The Companion to the Catechism of the Catholic Church:
A Compendium of Texts Referred to in the
Catechism of the Catholic Church
- Paperback: 975 pages
- Publisher: Ignatius Press (October 1994)
- ISBN-10: 0898704510
- ISBN-13: 978-0898704518
To those who might complain about the cost of this book of over nine hundred pages, it could be answered that it will save the reader thousands of dollars. To collect the original works and translations of all the texts referred to in the Catechism would require a library, so the Companion is first of all a money-saving resource. However, it is also a labor-saving tool which saves the work that it would take to search in libraries for various texts that are out of print or restricted to very specialized collections. The Companion was not assembled for its own sake, and it does not stand alone. It helps the ordinary reader to appreciate the Catechism more by performing this service of placing so much easily at hand. Nor are there alternatives because no other publishing house has attempted this enterprise, and nothing can compete with it.
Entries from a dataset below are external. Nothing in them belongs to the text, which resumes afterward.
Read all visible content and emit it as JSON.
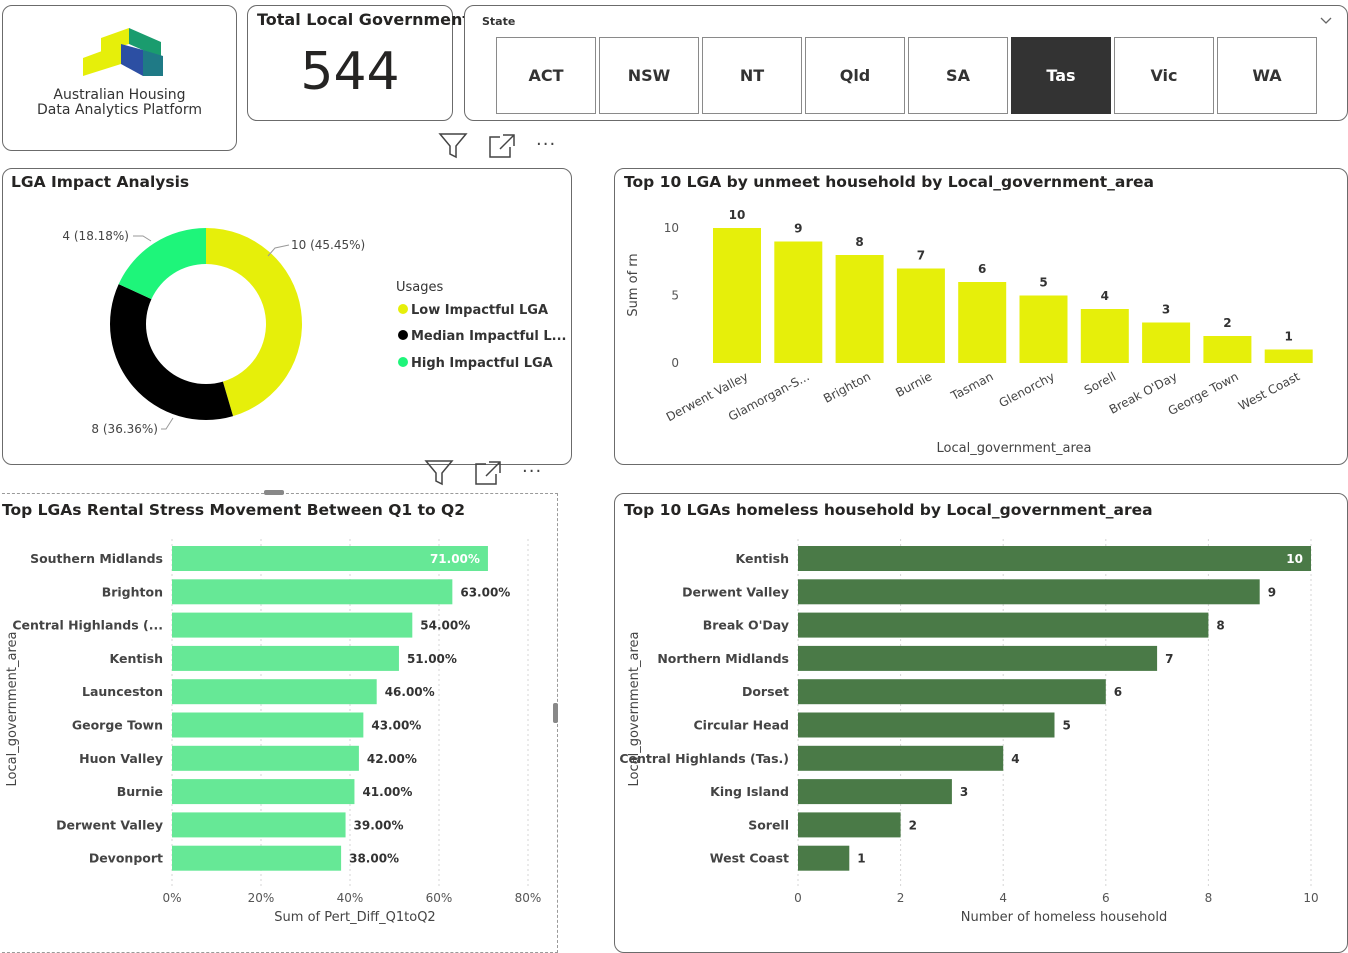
{
  "logo": {
    "line1": "Australian Housing",
    "line2": "Data Analytics Platform"
  },
  "kpi": {
    "title": "Total Local Government",
    "value": "544"
  },
  "slicer": {
    "title": "State",
    "options": [
      "ACT",
      "NSW",
      "NT",
      "Qld",
      "SA",
      "Tas",
      "Vic",
      "WA"
    ],
    "selected": "Tas"
  },
  "icons": [
    "filter-icon",
    "focus-mode-icon",
    "more-options-icon",
    "chevron-down-icon"
  ],
  "donut": {
    "title": "LGA Impact Analysis",
    "legend_title": "Usages",
    "slices": [
      {
        "name": "Low Impactful LGA",
        "value": 10,
        "label": "10 (45.45%)",
        "color": "#e6ef0a"
      },
      {
        "name": "Median Impactful L...",
        "value": 8,
        "label": "8 (36.36%)",
        "color": "#000000"
      },
      {
        "name": "High Impactful LGA",
        "value": 4,
        "label": "4 (18.18%)",
        "color": "#1ef57a"
      }
    ]
  },
  "chart_data": [
    {
      "type": "bar",
      "title": "Top 10 LGA by unmeet household by Local_government_area",
      "xlabel": "Local_government_area",
      "ylabel": "Sum of rn",
      "categories": [
        "Derwent Valley",
        "Glamorgan-S...",
        "Brighton",
        "Burnie",
        "Tasman",
        "Glenorchy",
        "Sorell",
        "Break O'Day",
        "George Town",
        "West Coast"
      ],
      "values": [
        10,
        9,
        8,
        7,
        6,
        5,
        4,
        3,
        2,
        1
      ],
      "yticks": [
        "0",
        "5",
        "10"
      ],
      "ylim": [
        0,
        10
      ],
      "color": "#e6ef0a",
      "grid": false
    },
    {
      "type": "bar",
      "orientation": "horizontal",
      "title": "Top LGAs Rental Stress Movement Between Q1 to Q2",
      "xlabel": "Sum of Pert_Diff_Q1toQ2",
      "ylabel": "Local_government_area",
      "categories": [
        "Southern Midlands",
        "Brighton",
        "Central Highlands (...",
        "Kentish",
        "Launceston",
        "George Town",
        "Huon Valley",
        "Burnie",
        "Derwent Valley",
        "Devonport"
      ],
      "values": [
        71,
        63,
        54,
        51,
        46,
        43,
        42,
        41,
        39,
        38
      ],
      "data_labels": [
        "71.00%",
        "63.00%",
        "54.00%",
        "51.00%",
        "46.00%",
        "43.00%",
        "42.00%",
        "41.00%",
        "39.00%",
        "38.00%"
      ],
      "xticks": [
        "0%",
        "20%",
        "40%",
        "60%",
        "80%"
      ],
      "xlim": [
        0,
        80
      ],
      "color": "#66e896",
      "grid": true
    },
    {
      "type": "bar",
      "orientation": "horizontal",
      "title": "Top 10 LGAs homeless household by Local_government_area",
      "xlabel": "Number of homeless household",
      "ylabel": "Local_government_area",
      "categories": [
        "Kentish",
        "Derwent Valley",
        "Break O'Day",
        "Northern Midlands",
        "Dorset",
        "Circular Head",
        "Central Highlands (Tas.)",
        "King Island",
        "Sorell",
        "West Coast"
      ],
      "values": [
        10,
        9,
        8,
        7,
        6,
        5,
        4,
        3,
        2,
        1
      ],
      "data_labels": [
        "10",
        "9",
        "8",
        "7",
        "6",
        "5",
        "4",
        "3",
        "2",
        "1"
      ],
      "xticks": [
        "0",
        "2",
        "4",
        "6",
        "8",
        "10"
      ],
      "xlim": [
        0,
        10
      ],
      "color": "#4a7a47",
      "grid": true
    }
  ]
}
There are some observations that can be made about the book. We have here a vast array of sources from the Bible, the Church Fathers, the Councils, the Scholastic thinkers, the Popes, and the Code of Canon Law. Not all of them are of equal weight in the Catholic tradition, and they have varying degrees of authority. Therefore the Companion, like the Catechism, must be used by the reader who has some background. Otherwise, the format of organizing everything in sequence could give the impression that Sacred Scripture is on the same plane as an obscure encyclical or a canon from the Code of Canon Law. It is also useful to see who is quoted at length, and who is not. For example, #1898 of the Catechism has a footnote with a reference to Leo XIII’s encyclical “Immortale Dei” and “Diuturnum illud.” In the Companion, these together take up pages 675-694. Quoting integrally takes up space. On the other hand, Pius XII’s important encyclical “Humanae Generis” which is excerpted in the Catechism in #37 and footnoted, does not show up in the Companion which skips from#36 to #38. Again, in #676 of the Catechism there is a reference to Pius XI’s encyclical “Divini Redemptoris” which is footnoted as 577. In the Companion, the full text of “Divini Redemptoris” on atheistic Communism is given between pages 219 and 237, with no editorial explanation of why. Clearly there is an advantage in finding this encyclical integrally, but would there not also be an advantage in finding “Humanae Generis” whole and intact?
Another useful reference in the Companion is the Denzinger-Schönmetzer (DS) number accompanying the decrees of the more recent Councils of the Church. However, at the same time, the correct title of some of the conciliar decrees is omitted. Two good examples are on pages 492 and 493 of the Companion. The Council of Trent is given with a year and the DS number, but no further identification of the citation, whereas the reference to Vatican II on page 493 gives “Sacrosanctum concilium” but not the name of the Council, although we tend to be more familiar with it. Uniformity would suggest the name of the Council, the name of the decree, the year and the DS number be presented in the Companion. At the same time, it is a happy juxtaposition to see Trent alongside Vatican II which illustrates both Catholic continuity and the harmony of the Church’s dogmatic heritage. While the editor had no choice in this matter, the visual effect is achieved in the Companion whereas the footnoting system in the Catechism hides it.
Translations are being produced in every age. Only scholars familiar with the technicalities of biblical, Patristic, philosophical, legal, and pontifical literature can judge their adequacy. The translations used in the Companion are quite common ones and credited in the Acknowledgements at the end of the book on pages 971-975. Happily no intrusive language jars the flow for the reader of the Companion, and current extravagances in the use of American English are not to be found.
The reader has to learn how to use the Companion to the Catechism after learning to use the Catechism. We all need more study, and this is the place to begin. If every pastor preached from these two books regularly, and if every Catholic was nourished from them, the intent of both books would be achieved. These books are meant to be together, but they are not the preserve of teachers or catechists to be consulted only for occasional reference. They belong on every shelf as a point of departure for a deeper reflection on the Faith.Rev. Brian Van Hove, S.J. Published in The Catholic Faith, 6/2 (March/April 2000): 49.